3 days ago, one of our baseball players was killed in Gaza. His name was Shon Mondshine. He was 19 years old. I did not know him. He played for the Tel Aviv Juniors in 2011. This blog post is for Shon and his family.
It started like any good story starts, I did not realize it was starting, there was no announcement, no one said, “Please take your seats, and cover your heads, the war is going to begin now,” it just began.
3 Jewish boys got kidnapped and killed in the West Bank, in “the Gush”. We have teams there, I am there often, but it didn’t feel close. We have a proximity meter with tragedy. When is it real? How close do we have to be? 7,000 miles away? Someone from the same religion? Same country? A family member? A stranger? An enemy? Then an Arab boy got killed in Jerusalem. Narratives form. Things escalate. A couple of sirens in southern Israel, and Tel Aviv, no big deal, still not close enough, it’s Israel, it happens, the Iron Dome, the rockets don’t get through, life goes on. More rockets. Every day. A lot of them. Sirens 2 or 3 times a day some places. Taking shelter on the side of the road, at the field, in random apartment buildings, with the kids at camp. It’s getting tiresome. Things escalate again. Air strikes in Gaza. Then Israel goes into Gaza. 13 Israeli soldiers killed in one day, and 7 more the next, a total of 28 so far, and far more Gazans. And then Shon. My meter goes off. A baseball player. A kid. In the same uniform I see the kids in every week.
Through all of this, we are trying to get ready to play. We go out to practice, forget about it, maybe hear some booms in the distance, then, after, check our phones for updates, Red Alerts, rockets in Ashdod, on the ride home, “Yuli, What’s he saying on the radio?” 3 more soldiers killed, and everyone is quiet for a moment. It’s not like in the States. Everyone knows each other here, or knows someone who knew them. It’s like everyone went to the same high school. If you couldn’t tell from the tone of this post, there is a seriousness to things right now. You can feel it. This has made me more Israeli than a passport. Stores are being burned in France. Maccabi Haifa’s soccer team was attacked on the field during a game in Vienna yesterday. What is happening?

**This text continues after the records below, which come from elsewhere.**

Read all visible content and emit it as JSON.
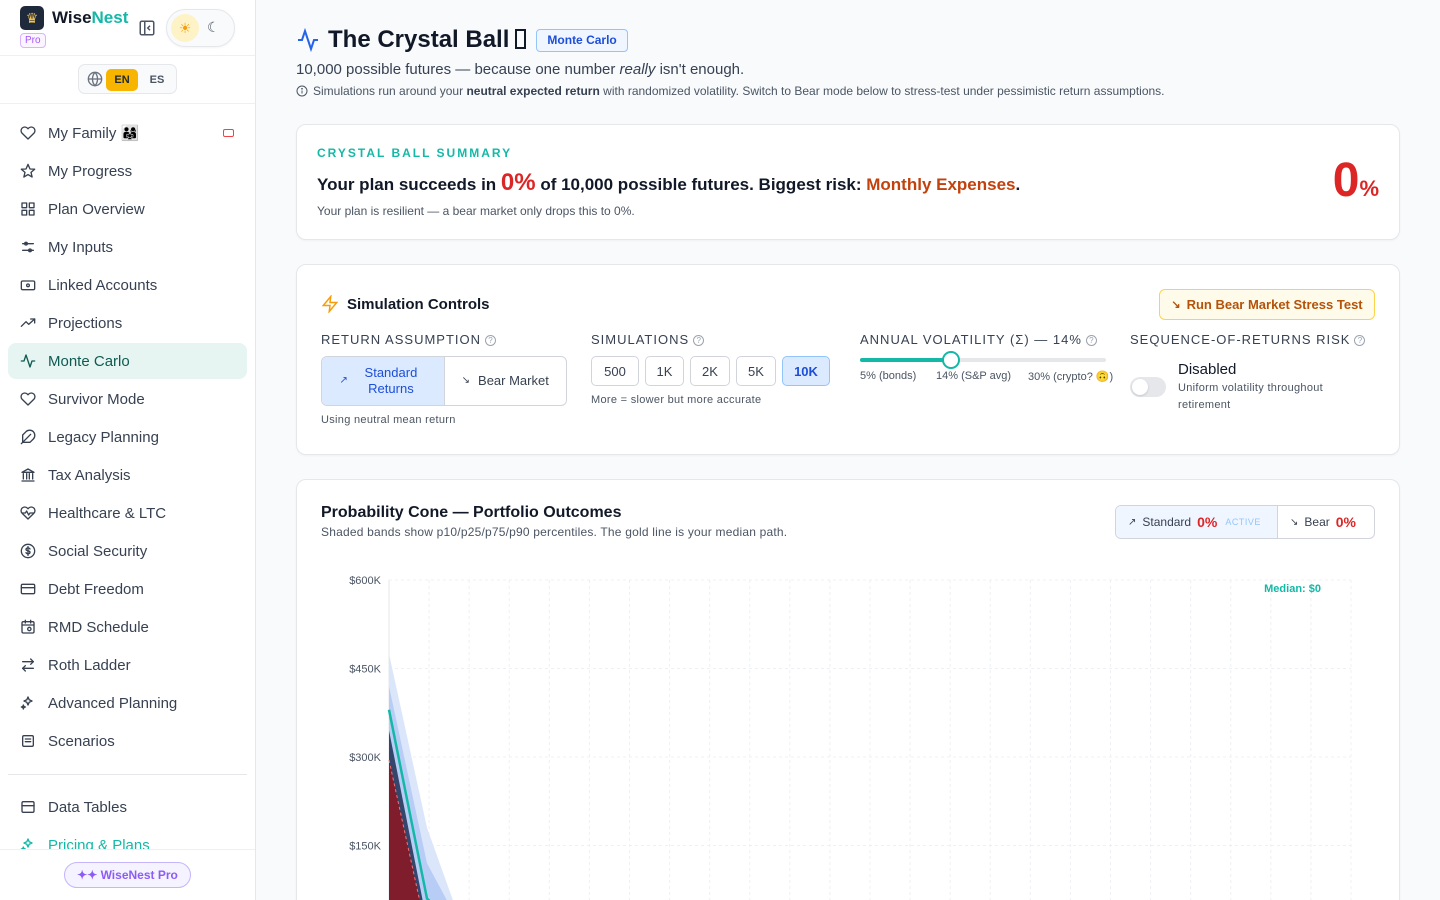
{
  "brand": {
    "name_a": "Wise",
    "name_b": "Nest",
    "tier": "Pro"
  },
  "language": {
    "active": "EN",
    "other": "ES"
  },
  "nav": [
    {
      "label": "My Family 👨‍👩‍👧",
      "icon": "heart-icon",
      "active": false,
      "flag": true
    },
    {
      "label": "My Progress",
      "icon": "star-icon",
      "active": false
    },
    {
      "label": "Plan Overview",
      "icon": "grid-icon",
      "active": false
    },
    {
      "label": "My Inputs",
      "icon": "sliders-icon",
      "active": false
    },
    {
      "label": "Linked Accounts",
      "icon": "wallet-icon",
      "active": false
    },
    {
      "label": "Projections",
      "icon": "trending-up-icon",
      "active": false
    },
    {
      "label": "Monte Carlo",
      "icon": "activity-icon",
      "active": true
    },
    {
      "label": "Survivor Mode",
      "icon": "heart-icon",
      "active": false
    },
    {
      "label": "Legacy Planning",
      "icon": "feather-icon",
      "active": false
    },
    {
      "label": "Tax Analysis",
      "icon": "landmark-icon",
      "active": false
    },
    {
      "label": "Healthcare & LTC",
      "icon": "heart-pulse-icon",
      "active": false
    },
    {
      "label": "Social Security",
      "icon": "dollar-circle-icon",
      "active": false
    },
    {
      "label": "Debt Freedom",
      "icon": "credit-card-icon",
      "active": false
    },
    {
      "label": "RMD Schedule",
      "icon": "calendar-icon",
      "active": false
    },
    {
      "label": "Roth Ladder",
      "icon": "swap-icon",
      "active": false
    },
    {
      "label": "Advanced Planning",
      "icon": "sparkles-icon",
      "active": false
    },
    {
      "label": "Scenarios",
      "icon": "layers-icon",
      "active": false
    }
  ],
  "nav2": [
    {
      "label": "Data Tables",
      "icon": "table-icon"
    },
    {
      "label": "Pricing & Plans",
      "icon": "sparkles-icon"
    }
  ],
  "upgrade_label": "✦✦ WiseNest Pro",
  "page": {
    "title": "The Crystal Ball",
    "badge": "Monte Carlo",
    "subtitle_a": "10,000 possible futures — because one number ",
    "subtitle_em": "really",
    "subtitle_b": " isn't enough.",
    "info_a": "Simulations run around your ",
    "info_b": "neutral expected return",
    "info_c": " with randomized volatility. Switch to Bear mode below to stress-test under pessimistic return assumptions."
  },
  "summary": {
    "label": "CRYSTAL BALL SUMMARY",
    "line_a": "Your plan succeeds in ",
    "pct": "0%",
    "line_b": " of 10,000 possible futures. Biggest risk: ",
    "risk": "Monthly Expenses",
    "line_c": ".",
    "note": "Your plan is resilient — a bear market only drops this to 0%.",
    "big_value": "0",
    "big_unit": "%"
  },
  "controls": {
    "title": "Simulation Controls",
    "bear_button": "Run Bear Market Stress Test",
    "return_label": "RETURN ASSUMPTION",
    "return_options": [
      "Standard Returns",
      "Bear Market"
    ],
    "return_selected": "Standard Returns",
    "return_hint": "Using neutral mean return",
    "sims_label": "SIMULATIONS",
    "sims_options": [
      "500",
      "1K",
      "2K",
      "5K",
      "10K"
    ],
    "sims_selected": "10K",
    "sims_hint": "More = slower but more accurate",
    "vol_label": "ANNUAL VOLATILITY (Σ) — 14%",
    "vol_value": 14,
    "vol_min": 5,
    "vol_max": 30,
    "vol_ticks": [
      "5% (bonds)",
      "14% (S&P avg)",
      "30% (crypto? 🙃)"
    ],
    "seq_label": "SEQUENCE-OF-RETURNS RISK",
    "seq_state": "Disabled",
    "seq_enabled": false,
    "seq_note": "Uniform volatility throughout retirement"
  },
  "cone": {
    "title": "Probability Cone — Portfolio Outcomes",
    "subtitle": "Shaded bands show p10/p25/p75/p90 percentiles. The gold line is your median path.",
    "compare_standard_label": "Standard",
    "compare_standard_value": "0%",
    "compare_active": "ACTIVE",
    "compare_bear_label": "Bear",
    "compare_bear_value": "0%"
  },
  "chart_data": {
    "type": "area",
    "title": "Probability Cone — Portfolio Outcomes",
    "ylim": [
      0,
      600000
    ],
    "y_ticks": [
      "$600K",
      "$450K",
      "$300K",
      "$150K"
    ],
    "y_tick_values": [
      600000,
      450000,
      300000,
      150000
    ],
    "x": [
      0,
      1,
      2
    ],
    "series": [
      {
        "name": "p90",
        "values": [
          475000,
          180000,
          0
        ]
      },
      {
        "name": "p75",
        "values": [
          420000,
          120000,
          0
        ]
      },
      {
        "name": "median",
        "values": [
          380000,
          60000,
          0
        ]
      },
      {
        "name": "p25",
        "values": [
          345000,
          20000,
          0
        ]
      },
      {
        "name": "p10",
        "values": [
          295000,
          0,
          0
        ]
      }
    ],
    "annotation": "Median: $0",
    "grid": true,
    "colors": {
      "p90": "#dbe6fb",
      "p75": "#b8cdf5",
      "median": "#14b8a6",
      "p25": "#34466b",
      "p10": "#7f1d2d"
    }
  }
}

For the Americans, the only thing I can compare it to is 9/11. People don’t leave their houses, they just sit and watch news. People are sad. People are mad. People are jumpy. When a motorcycle starts, or a dumpster lid slams closed too fast, or a song with a siren in the background comes on the radio, everyone perks up. Liberals become conservatives. Flags come out. There are demonstrations in the street.
We leave in 3 days for Slovenia. And the airport is closed, sort of, some flights are getting out, some are cancelled, I can’t keep up. It feels like Michael Corleone trying to get the last flight out of Cuba on New Years Eve.
We will be fine. Mostly, we’ll just be playing ball, like we always do. But, every once in a while, maybe at the hotel, privately, maybe in the 3rd inning of a close game, we will think about what is going on, about the people who are fighting, and the people who are dying, and about Shon.